Critical Theory

Critical Theory

Photo of  Gisèle Freund and Walter Benjamin, working at a desk in the National Library in Paris in 1937.

In spring 2005, the Mellon Strategic Working Group in Critical Theory set a goal of designing the Designated Emphasis in Critical Theory. During the semester’s meetings, the participants read from texts that would constitute the course of a future graduate curriculum: Kant, Hegel, Nietzsche, Marx, Adorno, Benjamin, Dussel, Talal Asad, and Paul Gilroy. Participants commented on this body of work and led conversations.
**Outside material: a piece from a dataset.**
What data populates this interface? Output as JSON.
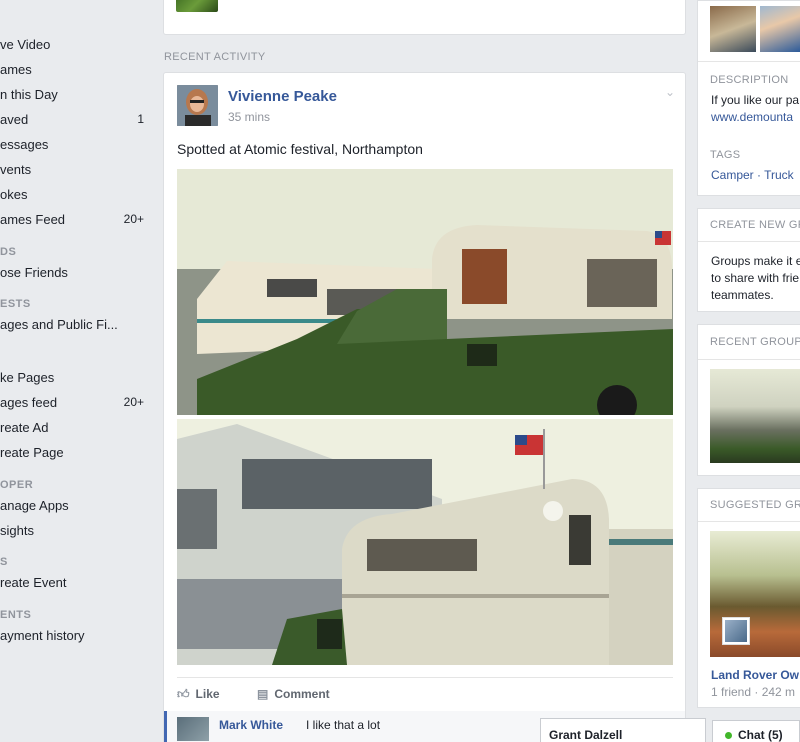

From these discussions, the group developed three goals:

  • To establish a Designated Emphasis in the Graduate Division that will allow graduate students from a wide range of departments to specialize in Critical Theory.
  • To develop an Institute for Critical Thought focusing on contemporary social questions regarding social criticism, forms of participatory democracy, religion and politics, and the form and validity of normative judgments within social theory.
  • To help reanimate Berkeley’s Critical Studies Program in Paris.

In February 2007, the Graduate Division approved the new graduate Designated Emphasis in Critical Theory. Although Critical Theory has had a programmatic presence at UC Irvine, UCLA, and UC Davis, the Berkeley Designated Emphasis is distinct not only for its interdisciplinary faculty, but also for its concern with both the historical formation of practices of critique as well as the contemporary salience of critical theory in a global context.

In October 2007, the Critical Theory Initiative presented a day-long symposium at the Townsend Center.

Judith Butler (Rhetoric and Comparative Literature) and Martin Jay (History)
Rakesh Bhandari (Rhetoric), Wendy Brown (Political Science), Anthony Cascardi (Director, Townsend Center), Pheng Cheah (Rhetoric), T. J. Clark (Art History), Anne-Lise François (English), Shannon Jackson (Rhetoric and Theater, Dance and Performance Studies), Niklaus Largier (German), John Lie (Sociology and Dean of International and Area Studies), Saba Mahmood (Anthropology), Nelson Maldonado-Torres (Ethnic Studies), Christopher Nealon (English), José Davíd Saldívar (English and Ethnic Studies), and Hans Sluga (Philosophy)